Start of Block

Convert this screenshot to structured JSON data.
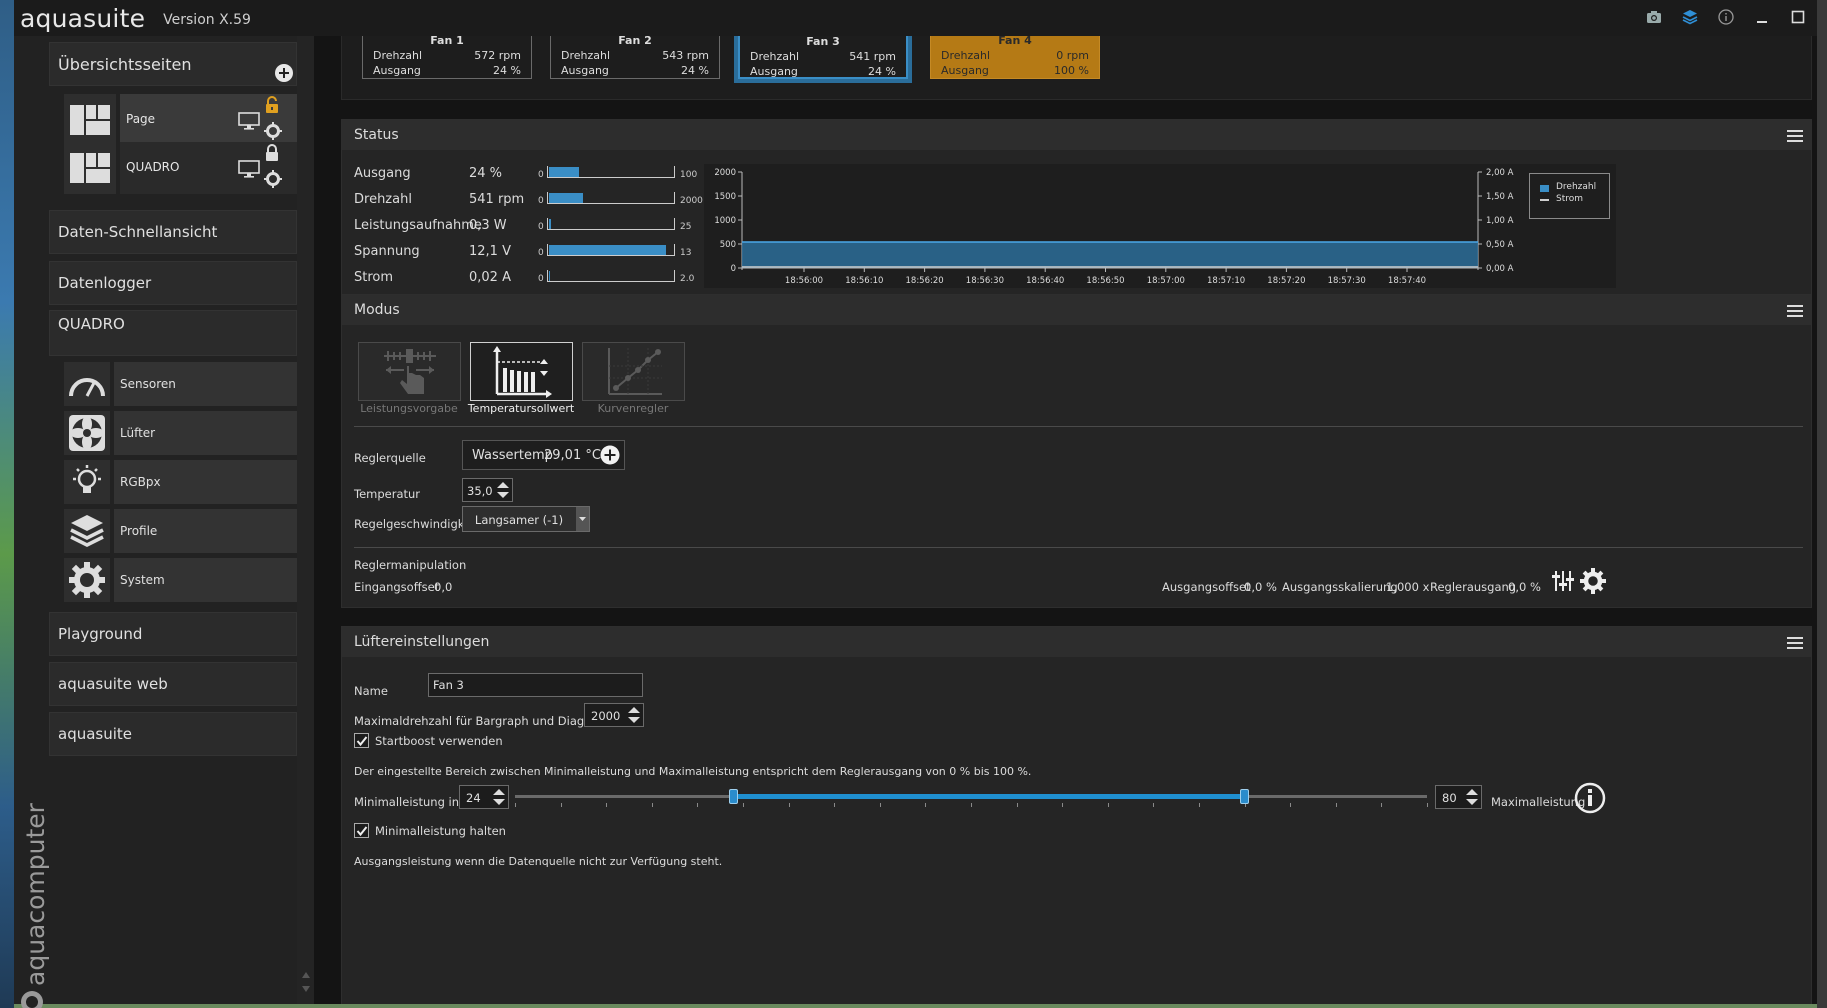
{
  "app": {
    "name": "aquasuite",
    "version": "Version X.59",
    "brand_vertical": "aquacomputer"
  },
  "titlebar_icons": [
    "camera-icon",
    "layers-icon",
    "info-icon",
    "minimize-icon",
    "maximize-icon"
  ],
  "sidebar": {
    "overview_title": "Übersichtsseiten",
    "pages": [
      {
        "label": "Page",
        "locked": true
      },
      {
        "label": "QUADRO",
        "locked": true
      }
    ],
    "items": [
      {
        "label": "Daten-Schnellansicht"
      },
      {
        "label": "Datenlogger"
      },
      {
        "label": "QUADRO"
      }
    ],
    "device_items": [
      {
        "label": "Sensoren",
        "icon": "gauge-icon"
      },
      {
        "label": "Lüfter",
        "icon": "fan-icon"
      },
      {
        "label": "RGBpx",
        "icon": "bulb-icon"
      },
      {
        "label": "Profile",
        "icon": "layers-icon"
      },
      {
        "label": "System",
        "icon": "gear-icon"
      }
    ],
    "bottom_items": [
      {
        "label": "Playground"
      },
      {
        "label": "aquasuite web"
      },
      {
        "label": "aquasuite"
      }
    ]
  },
  "fans": [
    {
      "name": "Fan 1",
      "speed_label": "Drehzahl",
      "speed": "572 rpm",
      "output_label": "Ausgang",
      "output": "24 %"
    },
    {
      "name": "Fan 2",
      "speed_label": "Drehzahl",
      "speed": "543 rpm",
      "output_label": "Ausgang",
      "output": "24 %"
    },
    {
      "name": "Fan 3",
      "speed_label": "Drehzahl",
      "speed": "541 rpm",
      "output_label": "Ausgang",
      "output": "24 %"
    },
    {
      "name": "Fan 4",
      "speed_label": "Drehzahl",
      "speed": "0 rpm",
      "output_label": "Ausgang",
      "output": "100 %"
    }
  ],
  "status": {
    "title": "Status",
    "rows": [
      {
        "label": "Ausgang",
        "value": "24 %",
        "min": "0",
        "max": "100",
        "fraction": 0.24
      },
      {
        "label": "Drehzahl",
        "value": "541 rpm",
        "min": "0",
        "max": "2000",
        "fraction": 0.2705
      },
      {
        "label": "Leistungsaufnahme",
        "value": "0,3 W",
        "min": "0",
        "max": "25",
        "fraction": 0.012
      },
      {
        "label": "Spannung",
        "value": "12,1 V",
        "min": "0",
        "max": "13",
        "fraction": 0.93
      },
      {
        "label": "Strom",
        "value": "0,02 A",
        "min": "0",
        "max": "2.0",
        "fraction": 0.01
      }
    ]
  },
  "chart_data": {
    "type": "area",
    "x": [
      "18:56:00",
      "18:56:10",
      "18:56:20",
      "18:56:30",
      "18:56:40",
      "18:56:50",
      "18:57:00",
      "18:57:10",
      "18:57:20",
      "18:57:30",
      "18:57:40"
    ],
    "y_left_ticks": [
      "2000",
      "1500",
      "1000",
      "500",
      "0"
    ],
    "y_right_ticks": [
      "2,00 A",
      "1,50 A",
      "1,00 A",
      "0,50 A",
      "0,00 A"
    ],
    "ylim_left": [
      0,
      2000
    ],
    "ylim_right": [
      0,
      2.0
    ],
    "series": [
      {
        "name": "Drehzahl",
        "values": [
          541,
          541,
          541,
          541,
          541,
          541,
          541,
          541,
          541,
          541,
          541
        ],
        "color": "#3a8ec6"
      },
      {
        "name": "Strom",
        "values": [
          0.02,
          0.02,
          0.02,
          0.02,
          0.02,
          0.02,
          0.02,
          0.02,
          0.02,
          0.02,
          0.02
        ],
        "color": "#cfcfcf"
      }
    ],
    "legend": "top-right",
    "grid": false
  },
  "mode": {
    "title": "Modus",
    "options": [
      {
        "label": "Leistungsvorgabe",
        "active": false
      },
      {
        "label": "Temperatursollwert",
        "active": true
      },
      {
        "label": "Kurvenregler",
        "active": false
      }
    ],
    "source_label": "Reglerquelle",
    "source_name": "Wassertemp",
    "source_value": "29,01 °C",
    "temp_label": "Temperatur",
    "temp_value": "35,0",
    "speed_label": "Regelgeschwindigkeit",
    "speed_value": "Langsamer (-1)",
    "manip_title": "Reglermanipulation",
    "input_offset_label": "Eingangsoffset",
    "input_offset_value": "0,0",
    "output_offset_label": "Ausgangsoffset",
    "output_offset_value": "0,0 %",
    "output_scale_label": "Ausgangsskalierung",
    "output_scale_value": "1,000 x",
    "controller_output_label": "Reglerausgang",
    "controller_output_value": "0,0 %"
  },
  "fan_settings": {
    "title": "Lüftereinstellungen",
    "name_label": "Name",
    "name_value": "Fan 3",
    "maxrpm_label": "Maximaldrehzahl für Bargraph und Diagramm",
    "maxrpm_value": "2000",
    "startboost_label": "Startboost verwenden",
    "startboost_checked": true,
    "range_note": "Der eingestellte Bereich zwischen Minimalleistung und Maximalleistung entspricht dem Reglerausgang von 0 % bis 100 %.",
    "min_label": "Minimalleistung in %",
    "min_value": "24",
    "max_value": "80",
    "max_label": "Maximalleistung",
    "slider_min_fraction": 0.24,
    "slider_max_fraction": 0.8,
    "hold_min_label": "Minimalleistung halten",
    "hold_min_checked": true,
    "fallback_note": "Ausgangsleistung wenn die Datenquelle nicht zur Verfügung steht."
  },
  "colors": {
    "accent": "#3a8ec6",
    "warning": "#b57a15",
    "lock": "#e0a020"
  }
}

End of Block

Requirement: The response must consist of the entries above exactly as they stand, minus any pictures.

Written answer:
Convert this screenshot to structured JSON data.
{
  "app": {
    "name": "aquasuite",
    "version": "Version X.59",
    "brand_vertical": "aquacomputer"
  },
  "titlebar_icons": [
    "camera-icon",
    "layers-icon",
    "info-icon",
    "minimize-icon",
    "maximize-icon"
  ],
  "sidebar": {
    "overview_title": "Übersichtsseiten",
    "pages": [
      {
        "label": "Page",
        "locked": true
      },
      {
        "label": "QUADRO",
        "locked": true
      }
    ],
    "items": [
      {
        "label": "Daten-Schnellansicht"
      },
      {
        "label": "Datenlogger"
      },
      {
        "label": "QUADRO"
      }
    ],
    "device_items": [
      {
        "label": "Sensoren",
        "icon": "gauge-icon"
      },
      {
        "label": "Lüfter",
        "icon": "fan-icon"
      },
      {
        "label": "RGBpx",
        "icon": "bulb-icon"
      },
      {
        "label": "Profile",
        "icon": "layers-icon"
      },
      {
        "label": "System",
        "icon": "gear-icon"
      }
    ],
    "bottom_items": [
      {
        "label": "Playground"
      },
      {
        "label": "aquasuite web"
      },
      {
        "label": "aquasuite"
      }
    ]
  },
  "fans": [
    {
      "name": "Fan 1",
      "speed_label": "Drehzahl",
      "speed": "572 rpm",
      "output_label": "Ausgang",
      "output": "24 %"
    },
    {
      "name": "Fan 2",
      "speed_label": "Drehzahl",
      "speed": "543 rpm",
      "output_label": "Ausgang",
      "output": "24 %"
    },
    {
      "name": "Fan 3",
      "speed_label": "Drehzahl",
      "speed": "541 rpm",
      "output_label": "Ausgang",
      "output": "24 %"
    },
    {
      "name": "Fan 4",
      "speed_label": "Drehzahl",
      "speed": "0 rpm",
      "output_label": "Ausgang",
      "output": "100 %"
    }
  ],
  "status": {
    "title": "Status",
    "rows": [
      {
        "label": "Ausgang",
        "value": "24 %",
        "min": "0",
        "max": "100",
        "fraction": 0.24
      },
      {
        "label": "Drehzahl",
        "value": "541 rpm",
        "min": "0",
        "max": "2000",
        "fraction": 0.2705
      },
      {
        "label": "Leistungsaufnahme",
        "value": "0,3 W",
        "min": "0",
        "max": "25",
        "fraction": 0.012
      },
      {
        "label": "Spannung",
        "value": "12,1 V",
        "min": "0",
        "max": "13",
        "fraction": 0.93
      },
      {
        "label": "Strom",
        "value": "0,02 A",
        "min": "0",
        "max": "2.0",
        "fraction": 0.01
      }
    ]
  },
  "chart_data": {
    "type": "area",
    "x": [
      "18:56:00",
      "18:56:10",
      "18:56:20",
      "18:56:30",
      "18:56:40",
      "18:56:50",
      "18:57:00",
      "18:57:10",
      "18:57:20",
      "18:57:30",
      "18:57:40"
    ],
    "y_left_ticks": [
      "2000",
      "1500",
      "1000",
      "500",
      "0"
    ],
    "y_right_ticks": [
      "2,00 A",
      "1,50 A",
      "1,00 A",
      "0,50 A",
      "0,00 A"
    ],
    "ylim_left": [
      0,
      2000
    ],
    "ylim_right": [
      0,
      2.0
    ],
    "series": [
      {
        "name": "Drehzahl",
        "values": [
          541,
          541,
          541,
          541,
          541,
          541,
          541,
          541,
          541,
          541,
          541
        ],
        "color": "#3a8ec6"
      },
      {
        "name": "Strom",
        "values": [
          0.02,
          0.02,
          0.02,
          0.02,
          0.02,
          0.02,
          0.02,
          0.02,
          0.02,
          0.02,
          0.02
        ],
        "color": "#cfcfcf"
      }
    ],
    "legend": "top-right",
    "grid": false
  },
  "mode": {
    "title": "Modus",
    "options": [
      {
        "label": "Leistungsvorgabe",
        "active": false
      },
      {
        "label": "Temperatursollwert",
        "active": true
      },
      {
        "label": "Kurvenregler",
        "active": false
      }
    ],
    "source_label": "Reglerquelle",
    "source_name": "Wassertemp",
    "source_value": "29,01 °C",
    "temp_label": "Temperatur",
    "temp_value": "35,0",
    "speed_label": "Regelgeschwindigkeit",
    "speed_value": "Langsamer (-1)",
    "manip_title": "Reglermanipulation",
    "input_offset_label": "Eingangsoffset",
    "input_offset_value": "0,0",
    "output_offset_label": "Ausgangsoffset",
    "output_offset_value": "0,0 %",
    "output_scale_label": "Ausgangsskalierung",
    "output_scale_value": "1,000 x",
    "controller_output_label": "Reglerausgang",
    "controller_output_value": "0,0 %"
  },
  "fan_settings": {
    "title": "Lüftereinstellungen",
    "name_label": "Name",
    "name_value": "Fan 3",
    "maxrpm_label": "Maximaldrehzahl für Bargraph und Diagramm",
    "maxrpm_value": "2000",
    "startboost_label": "Startboost verwenden",
    "startboost_checked": true,
    "range_note": "Der eingestellte Bereich zwischen Minimalleistung und Maximalleistung entspricht dem Reglerausgang von 0 % bis 100 %.",
    "min_label": "Minimalleistung in %",
    "min_value": "24",
    "max_value": "80",
    "max_label": "Maximalleistung",
    "slider_min_fraction": 0.24,
    "slider_max_fraction": 0.8,
    "hold_min_label": "Minimalleistung halten",
    "hold_min_checked": true,
    "fallback_note": "Ausgangsleistung wenn die Datenquelle nicht zur Verfügung steht."
  },
  "colors": {
    "accent": "#3a8ec6",
    "warning": "#b57a15",
    "lock": "#e0a020"
  }
}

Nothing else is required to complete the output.